Residential neighbourhood’s zoning requirements are upheld by the Superior Court of Justice
August 28, 2008
McCarthy Tétrault represented the Neighbourhoods of Windfields (“Neighbourhoods”) Limited Partnership in its Application in the Superior Court of Justice against 43 homeowners in the Neighbourhoods of Windfields Farm subdivision (“Windfields”). The Neighbourhoods and the City of Oshawa (“City”) alleged that these homeowners, who control a total of 33 Windfields properties, were violating City zoning by-law 60-94, which permits only single detached dwellings in the R1 Windfields zone. Specifically, the Neighbourhoods and the City claimed the landlords were renting their houses to four to nine students, and others, on short-term leases, thereby creating land-use conflict in the Neighbourhoods. Accordingly, they sought an order that these landlords cease and desist their operations.
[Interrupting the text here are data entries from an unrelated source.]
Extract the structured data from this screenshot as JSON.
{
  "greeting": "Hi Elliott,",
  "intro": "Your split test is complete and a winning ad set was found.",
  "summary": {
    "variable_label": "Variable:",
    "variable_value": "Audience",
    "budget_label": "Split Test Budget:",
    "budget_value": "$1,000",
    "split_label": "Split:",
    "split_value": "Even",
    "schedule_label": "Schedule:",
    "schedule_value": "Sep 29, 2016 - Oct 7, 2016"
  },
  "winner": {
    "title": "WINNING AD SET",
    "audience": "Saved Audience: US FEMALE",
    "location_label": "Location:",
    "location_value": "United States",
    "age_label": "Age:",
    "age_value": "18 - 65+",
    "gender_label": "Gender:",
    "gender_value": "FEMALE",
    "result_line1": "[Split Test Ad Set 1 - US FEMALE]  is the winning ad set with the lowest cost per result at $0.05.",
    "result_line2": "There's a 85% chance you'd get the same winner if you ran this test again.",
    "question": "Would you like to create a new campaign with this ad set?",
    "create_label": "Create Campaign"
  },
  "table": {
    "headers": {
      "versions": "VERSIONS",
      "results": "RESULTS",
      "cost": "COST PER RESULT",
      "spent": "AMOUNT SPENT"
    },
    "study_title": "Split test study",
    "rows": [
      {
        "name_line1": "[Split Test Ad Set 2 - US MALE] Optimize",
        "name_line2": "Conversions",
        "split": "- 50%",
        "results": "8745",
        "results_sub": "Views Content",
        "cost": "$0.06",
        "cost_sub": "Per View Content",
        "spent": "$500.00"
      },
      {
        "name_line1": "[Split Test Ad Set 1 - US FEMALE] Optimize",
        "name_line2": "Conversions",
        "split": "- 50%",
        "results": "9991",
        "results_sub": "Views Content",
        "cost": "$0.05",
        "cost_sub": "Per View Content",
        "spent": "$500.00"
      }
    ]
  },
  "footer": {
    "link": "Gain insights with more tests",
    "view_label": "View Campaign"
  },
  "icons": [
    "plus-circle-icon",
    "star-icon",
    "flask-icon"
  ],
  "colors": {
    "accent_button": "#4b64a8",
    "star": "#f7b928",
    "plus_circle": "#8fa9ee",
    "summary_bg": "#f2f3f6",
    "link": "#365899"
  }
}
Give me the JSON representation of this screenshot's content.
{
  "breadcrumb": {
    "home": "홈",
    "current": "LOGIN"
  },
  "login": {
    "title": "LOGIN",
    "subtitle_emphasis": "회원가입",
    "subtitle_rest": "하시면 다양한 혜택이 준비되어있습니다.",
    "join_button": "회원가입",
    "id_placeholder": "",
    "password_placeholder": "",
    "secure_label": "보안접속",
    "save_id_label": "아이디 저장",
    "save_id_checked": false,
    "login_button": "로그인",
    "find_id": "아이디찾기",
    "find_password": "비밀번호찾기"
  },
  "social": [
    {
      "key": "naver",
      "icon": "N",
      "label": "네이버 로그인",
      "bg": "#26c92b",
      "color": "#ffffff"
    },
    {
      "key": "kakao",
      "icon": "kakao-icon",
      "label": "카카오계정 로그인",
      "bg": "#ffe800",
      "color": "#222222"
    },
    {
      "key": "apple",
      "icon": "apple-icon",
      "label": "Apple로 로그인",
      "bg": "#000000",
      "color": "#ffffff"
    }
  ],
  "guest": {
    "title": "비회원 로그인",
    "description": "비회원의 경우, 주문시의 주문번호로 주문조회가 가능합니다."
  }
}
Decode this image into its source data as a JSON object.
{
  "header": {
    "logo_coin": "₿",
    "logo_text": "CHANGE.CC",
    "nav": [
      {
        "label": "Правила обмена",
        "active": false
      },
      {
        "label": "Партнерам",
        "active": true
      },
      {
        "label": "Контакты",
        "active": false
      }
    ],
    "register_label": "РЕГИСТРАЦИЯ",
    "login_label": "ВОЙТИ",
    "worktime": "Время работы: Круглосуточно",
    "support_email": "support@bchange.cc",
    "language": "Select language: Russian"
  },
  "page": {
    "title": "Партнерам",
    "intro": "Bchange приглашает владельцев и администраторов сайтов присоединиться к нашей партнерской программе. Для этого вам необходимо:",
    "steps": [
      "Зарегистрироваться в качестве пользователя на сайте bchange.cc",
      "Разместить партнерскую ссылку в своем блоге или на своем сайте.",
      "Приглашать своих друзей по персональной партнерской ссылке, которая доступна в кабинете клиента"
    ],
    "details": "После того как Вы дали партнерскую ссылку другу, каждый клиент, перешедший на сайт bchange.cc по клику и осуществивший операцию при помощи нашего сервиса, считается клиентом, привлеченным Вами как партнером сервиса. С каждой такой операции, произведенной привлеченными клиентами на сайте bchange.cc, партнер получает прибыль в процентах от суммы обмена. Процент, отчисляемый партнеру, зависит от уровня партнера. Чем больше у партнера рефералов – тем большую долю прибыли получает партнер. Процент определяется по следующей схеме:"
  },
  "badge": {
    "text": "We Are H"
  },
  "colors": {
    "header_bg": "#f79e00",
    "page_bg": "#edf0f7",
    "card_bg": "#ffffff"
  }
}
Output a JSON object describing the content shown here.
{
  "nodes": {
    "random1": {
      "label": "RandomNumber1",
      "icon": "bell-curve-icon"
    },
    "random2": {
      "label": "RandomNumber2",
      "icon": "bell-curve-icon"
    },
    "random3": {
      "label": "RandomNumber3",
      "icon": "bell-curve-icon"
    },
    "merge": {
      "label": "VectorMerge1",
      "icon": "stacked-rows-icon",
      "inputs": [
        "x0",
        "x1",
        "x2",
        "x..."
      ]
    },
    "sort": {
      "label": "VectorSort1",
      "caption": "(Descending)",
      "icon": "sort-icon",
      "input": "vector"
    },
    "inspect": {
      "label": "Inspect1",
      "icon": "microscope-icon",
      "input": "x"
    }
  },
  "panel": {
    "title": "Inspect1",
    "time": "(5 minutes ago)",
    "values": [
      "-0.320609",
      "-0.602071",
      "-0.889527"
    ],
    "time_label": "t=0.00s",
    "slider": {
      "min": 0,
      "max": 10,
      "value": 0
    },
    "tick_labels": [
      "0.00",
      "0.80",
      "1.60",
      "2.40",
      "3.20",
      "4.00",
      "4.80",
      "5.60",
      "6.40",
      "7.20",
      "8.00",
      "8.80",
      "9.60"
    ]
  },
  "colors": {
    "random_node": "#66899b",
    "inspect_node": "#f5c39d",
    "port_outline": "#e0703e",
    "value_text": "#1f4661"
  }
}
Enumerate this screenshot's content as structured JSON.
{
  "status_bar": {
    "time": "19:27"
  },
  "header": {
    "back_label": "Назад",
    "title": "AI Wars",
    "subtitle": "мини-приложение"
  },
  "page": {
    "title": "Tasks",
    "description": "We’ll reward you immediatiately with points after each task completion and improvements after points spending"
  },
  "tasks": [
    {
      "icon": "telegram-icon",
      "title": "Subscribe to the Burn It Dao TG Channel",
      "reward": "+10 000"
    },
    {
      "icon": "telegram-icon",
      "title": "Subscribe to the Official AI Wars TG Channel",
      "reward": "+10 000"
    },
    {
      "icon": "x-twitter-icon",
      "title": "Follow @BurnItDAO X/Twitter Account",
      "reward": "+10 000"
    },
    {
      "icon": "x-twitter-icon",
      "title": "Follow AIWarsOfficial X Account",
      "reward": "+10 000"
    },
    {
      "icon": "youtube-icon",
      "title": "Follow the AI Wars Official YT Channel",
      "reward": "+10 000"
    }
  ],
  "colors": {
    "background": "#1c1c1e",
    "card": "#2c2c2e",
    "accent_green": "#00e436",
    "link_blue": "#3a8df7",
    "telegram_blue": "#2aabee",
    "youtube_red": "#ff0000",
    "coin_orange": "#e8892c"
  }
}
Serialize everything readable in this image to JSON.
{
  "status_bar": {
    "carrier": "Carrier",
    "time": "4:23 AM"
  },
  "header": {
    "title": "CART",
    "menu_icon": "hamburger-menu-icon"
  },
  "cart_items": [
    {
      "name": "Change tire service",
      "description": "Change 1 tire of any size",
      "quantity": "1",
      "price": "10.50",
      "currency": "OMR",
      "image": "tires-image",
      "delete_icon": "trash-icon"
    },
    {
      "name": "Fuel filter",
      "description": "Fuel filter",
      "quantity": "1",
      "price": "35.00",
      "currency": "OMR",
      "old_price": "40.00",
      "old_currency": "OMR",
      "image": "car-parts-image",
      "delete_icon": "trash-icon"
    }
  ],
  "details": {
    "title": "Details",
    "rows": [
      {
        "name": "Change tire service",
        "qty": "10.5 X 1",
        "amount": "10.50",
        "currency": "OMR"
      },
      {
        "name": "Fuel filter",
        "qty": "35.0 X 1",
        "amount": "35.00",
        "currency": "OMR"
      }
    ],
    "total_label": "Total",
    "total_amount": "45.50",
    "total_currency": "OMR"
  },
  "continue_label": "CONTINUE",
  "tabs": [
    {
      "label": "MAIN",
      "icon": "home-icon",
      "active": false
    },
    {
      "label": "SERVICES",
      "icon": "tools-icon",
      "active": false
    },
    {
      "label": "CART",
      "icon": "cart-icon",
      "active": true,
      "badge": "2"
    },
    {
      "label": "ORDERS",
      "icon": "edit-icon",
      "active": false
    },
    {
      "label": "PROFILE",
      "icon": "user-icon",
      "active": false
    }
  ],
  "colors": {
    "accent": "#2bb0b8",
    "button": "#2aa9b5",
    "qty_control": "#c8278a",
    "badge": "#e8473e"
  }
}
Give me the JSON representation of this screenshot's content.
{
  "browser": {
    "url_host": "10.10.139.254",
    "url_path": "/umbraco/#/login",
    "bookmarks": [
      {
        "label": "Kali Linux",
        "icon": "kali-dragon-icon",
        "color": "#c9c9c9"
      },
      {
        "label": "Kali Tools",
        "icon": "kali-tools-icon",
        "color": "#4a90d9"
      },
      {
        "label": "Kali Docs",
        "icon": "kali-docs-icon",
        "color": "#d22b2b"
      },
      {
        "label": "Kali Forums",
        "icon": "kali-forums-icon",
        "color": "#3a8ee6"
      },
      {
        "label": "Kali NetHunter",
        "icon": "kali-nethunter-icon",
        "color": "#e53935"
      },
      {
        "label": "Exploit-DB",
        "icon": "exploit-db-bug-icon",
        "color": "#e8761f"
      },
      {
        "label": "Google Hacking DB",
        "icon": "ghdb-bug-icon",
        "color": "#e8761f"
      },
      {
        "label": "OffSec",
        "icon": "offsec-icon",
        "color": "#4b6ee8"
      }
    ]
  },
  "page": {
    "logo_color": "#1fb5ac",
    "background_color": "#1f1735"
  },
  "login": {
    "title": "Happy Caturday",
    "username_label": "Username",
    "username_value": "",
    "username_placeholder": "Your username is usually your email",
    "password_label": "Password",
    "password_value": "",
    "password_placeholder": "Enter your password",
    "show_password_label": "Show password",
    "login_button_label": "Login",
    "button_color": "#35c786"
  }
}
On April 27, 2008, Justice P.H. Howden granted the relief sought, finding that 28 of the 30 properties remaining in the Application (landlords representing three of the properties had settled prior to the hearing by reselling their houses to the Neighbourhoods) were indeed in violation of the by-law, and ordering their owners to conform to R1 zoning requirements. Key to Justice Howden’s decision was his interpretation of the term “single housekeeping establishment,” the central feature of a single detached dwelling, as defined in the by-law. He found that a “single housekeeping establishment” in this context generally means a typical single-family arrangement or similar basic social unit, and is fundamentally inconsistent with an arrangement where individuals are bound together only by the need for economical short-term accommodation. That the houses in question were advertised by the landlords as “student housing” had been modified to accommodate additional tenants (without building permits or with building permits containing false declarations of purpose), and in some cases were insured as commercial properties, further confirmed their use as lodging houses rather than as single detached dwellings.
The decision was affirmed on appeal on April 2, 2009.